Project Enable Africa in collaboration with the United States Consulate, Lagos organised a disability-inclusive reporting training for media organisations and media practitioners with a call on them to increase disability inclusive content in their reportage.

The event, held on the 24th of November via ZOOM had editors and journalists from notable Television, radio, newspaper and online media houses in attendance.

The media plays a vital role in shaping the culture of any society, just as it mirrors society in its entirety. In line with that, disability inclusion advocates have called for increased reporting of disability issues in the mainstream media.

Speaking at the webinar, Mr Stephen Ibelli, Public Affairs Officer, the United States Consulate, Lagos, pointed out that the society is defined mainly by how it treats its poorest populace and those in need of help.

According to him, “Disability right is an important part of Human right and the United States Government is committed to promoting disability rights.”

He dwelt on the need for accessibility to public facilities as an integral part of promoting inclusion.

He further stated that “The Nigerian Disability Act is a great base to build on, however, there is so much work to be done, towards having an inclusive society.”

David Anyeale, the Executive Director, Centre for Citizens With Disabilities highlighted the need for accurate reporting of disability issues in the media.

He mentioned that over the years, wrong words which tend to increase discrimination and stereotypes have flooded the media spaces. He urged reporters to be mindful of the usage of words when reporting.

According to him, “it is better to refer to us as Persons With Disabilities, or physically challenged as opposed to saying crippled.”

Anyeale also drew the attention of the media organisations to the Nigerian Disability Act and the need for implementation.

Miss Folashade Salimonu, Programs Manager, Lagos Television clamoured on the need for continuous education for reporters so they can rightly report disability issues in the mainstream media. According to her media organisations needs to see the need for sign language interpreters for major TV news and programs.

Mrs Angela Emuwa, Chairman board of Punch Nigeria Limited, duly represented by Mrs Adesola Ayo-Aderele, an assistant Editor, Punch Nigeria, urged NGOs such as Project Enable Africa to consider the training of journalist on disability reporting a continuous exercise that will birth a change in reportage across the mainstream media.

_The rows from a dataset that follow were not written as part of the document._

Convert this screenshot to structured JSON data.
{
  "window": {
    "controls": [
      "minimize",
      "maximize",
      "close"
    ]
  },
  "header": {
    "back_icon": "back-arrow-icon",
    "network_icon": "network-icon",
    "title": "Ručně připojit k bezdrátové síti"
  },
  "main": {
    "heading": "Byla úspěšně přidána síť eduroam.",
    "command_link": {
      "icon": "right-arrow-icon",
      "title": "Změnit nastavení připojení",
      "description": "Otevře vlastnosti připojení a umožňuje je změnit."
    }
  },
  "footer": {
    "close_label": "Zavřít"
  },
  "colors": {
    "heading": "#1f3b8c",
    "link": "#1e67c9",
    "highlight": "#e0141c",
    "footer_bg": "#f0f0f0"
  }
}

According to her, “you must be persistent with the media, because through persistence, the media would be able to shape how people see persons with disabilities. Also be conscious of the way advocacy are made on disability issues. The media must always approach and portray persons with disabilities with dignity”

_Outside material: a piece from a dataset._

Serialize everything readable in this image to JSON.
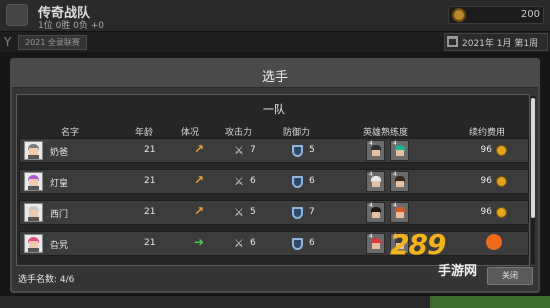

Mr Bolaji Adepegba, a development communication expert, elaborated on the need for the right thinking and mindset which will help to engage with Persons With Disability with dignity. He added that drawing the attention of policymakers to issues on disability inclusion is key for development.

Giving his closing remarks, Olusola Owonikoko, the Executive Director of Project Enable Africa said “the ultimate goal the project is to build the capacity of media organisations across Nigeria in disability-inclusive reporting. Ultimately, we will create a Media for Disability-inclusive Reporting Network (DIREN), comprising of traditional, print and new media practitioners who will champion disability mainstreaming in the media sector.”

He added that “DIREN will be instrumental to influencing a positive behavioural change towards the community of persons with disabilities in Nigeria.